Here are the artists to introduce it on film, on JK's website. http://www.jonaskaufmann.com/en/1/start.html

Intriguingly, the makers of this film are of the Wunderlich family. Yes, that Wunderlich. JK has plenty to say about the great Fritz in our interview, so watch that space...


Monday, July 15, 2013

Favourite things: Kaufmann sings 'Die schöne Müllerin'



The other day I was out for a walk in Richmond Park and I spotted a pair of shoes abandoned next to a Bächlein. While I doubt that Schubert or the young miller protagonist in this heart-rending song-cycle would actually have worn blue suede loafers (they're more Elvis, perhaps), I've had this music on the brain ever since. Who better to listen to than Jonas Kaufmann and Helmut Deutsch?

Saturday, May 18, 2013

Kaufmann. Winterreise.

Look what's popped up on Youtube: complete audio of Jonas Kaufmann's Winterreise recital at the Konzerthaus, Vienna, 6 April 2013. Helmut Deutsch is at the piano. Apparently JK was not feeling on best form just then - he was recovering from the lurgy that knocked him out of two Vienna Parsifals. It's remarkable nonetheless.

Prepare to listen by getting yourself a cuppa, a box of hankies and a DO NOT DISTURB sign.

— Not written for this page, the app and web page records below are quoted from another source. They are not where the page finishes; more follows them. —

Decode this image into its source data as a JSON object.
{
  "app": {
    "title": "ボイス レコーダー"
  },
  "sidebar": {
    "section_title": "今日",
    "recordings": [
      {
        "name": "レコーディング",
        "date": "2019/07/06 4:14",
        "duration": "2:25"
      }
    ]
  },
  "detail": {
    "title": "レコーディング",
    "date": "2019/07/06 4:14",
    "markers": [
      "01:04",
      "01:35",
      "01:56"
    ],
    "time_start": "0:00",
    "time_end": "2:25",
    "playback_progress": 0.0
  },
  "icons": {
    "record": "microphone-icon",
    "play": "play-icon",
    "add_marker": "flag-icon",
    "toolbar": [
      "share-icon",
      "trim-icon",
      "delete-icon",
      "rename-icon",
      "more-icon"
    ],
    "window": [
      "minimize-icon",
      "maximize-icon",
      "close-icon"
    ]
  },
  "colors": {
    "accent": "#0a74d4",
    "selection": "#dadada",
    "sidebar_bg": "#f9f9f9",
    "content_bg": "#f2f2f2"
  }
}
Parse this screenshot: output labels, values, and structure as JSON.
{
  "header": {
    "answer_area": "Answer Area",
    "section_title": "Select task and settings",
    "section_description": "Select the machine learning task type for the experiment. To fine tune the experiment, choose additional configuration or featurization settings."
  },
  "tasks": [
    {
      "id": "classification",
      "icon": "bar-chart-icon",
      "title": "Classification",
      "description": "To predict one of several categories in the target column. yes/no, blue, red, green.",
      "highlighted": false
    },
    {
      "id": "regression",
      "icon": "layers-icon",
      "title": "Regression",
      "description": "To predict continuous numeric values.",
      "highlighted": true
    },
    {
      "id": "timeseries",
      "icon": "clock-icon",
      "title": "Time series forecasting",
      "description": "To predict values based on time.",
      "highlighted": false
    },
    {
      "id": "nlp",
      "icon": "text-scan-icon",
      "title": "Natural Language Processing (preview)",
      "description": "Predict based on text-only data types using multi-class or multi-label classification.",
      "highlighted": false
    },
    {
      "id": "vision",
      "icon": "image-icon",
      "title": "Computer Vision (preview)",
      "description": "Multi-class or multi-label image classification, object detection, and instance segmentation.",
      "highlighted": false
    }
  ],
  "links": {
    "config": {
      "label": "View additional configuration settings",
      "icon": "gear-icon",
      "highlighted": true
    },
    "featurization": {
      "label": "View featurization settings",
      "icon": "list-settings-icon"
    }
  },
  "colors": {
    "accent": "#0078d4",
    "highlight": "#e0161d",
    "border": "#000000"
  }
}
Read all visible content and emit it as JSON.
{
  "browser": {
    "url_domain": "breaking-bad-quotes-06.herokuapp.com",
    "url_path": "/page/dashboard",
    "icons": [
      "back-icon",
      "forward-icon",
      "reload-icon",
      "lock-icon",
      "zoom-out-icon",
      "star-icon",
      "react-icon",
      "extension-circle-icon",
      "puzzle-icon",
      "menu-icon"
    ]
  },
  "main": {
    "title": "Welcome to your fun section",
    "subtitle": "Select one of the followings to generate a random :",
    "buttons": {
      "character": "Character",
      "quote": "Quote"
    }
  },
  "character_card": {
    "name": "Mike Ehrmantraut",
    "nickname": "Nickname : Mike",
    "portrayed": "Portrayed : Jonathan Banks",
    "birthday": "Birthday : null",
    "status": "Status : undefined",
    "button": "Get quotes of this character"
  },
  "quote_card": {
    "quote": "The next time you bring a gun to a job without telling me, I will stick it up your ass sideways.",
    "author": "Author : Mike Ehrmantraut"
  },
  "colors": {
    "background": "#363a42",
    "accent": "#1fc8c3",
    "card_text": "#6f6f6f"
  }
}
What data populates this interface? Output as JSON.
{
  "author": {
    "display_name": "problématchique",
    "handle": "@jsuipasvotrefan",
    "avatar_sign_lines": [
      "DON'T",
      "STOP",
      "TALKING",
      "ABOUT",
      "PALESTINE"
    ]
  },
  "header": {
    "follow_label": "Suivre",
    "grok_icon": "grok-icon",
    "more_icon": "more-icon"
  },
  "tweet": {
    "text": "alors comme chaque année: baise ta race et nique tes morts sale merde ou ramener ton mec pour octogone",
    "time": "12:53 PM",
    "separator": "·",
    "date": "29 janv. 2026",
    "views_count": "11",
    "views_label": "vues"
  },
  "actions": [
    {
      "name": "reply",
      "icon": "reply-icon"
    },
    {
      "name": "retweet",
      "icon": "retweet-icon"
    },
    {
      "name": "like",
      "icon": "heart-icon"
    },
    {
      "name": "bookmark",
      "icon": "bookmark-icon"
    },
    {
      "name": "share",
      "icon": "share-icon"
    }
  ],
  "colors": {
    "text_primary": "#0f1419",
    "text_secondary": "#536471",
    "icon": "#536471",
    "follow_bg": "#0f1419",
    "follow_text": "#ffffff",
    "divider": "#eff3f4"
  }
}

(UPDATE, 5.40pm: An appreciative reader has just tweeted to remark that this is good alternative listening for anyone trying to avoid the Eurovision Song Contest tonight...)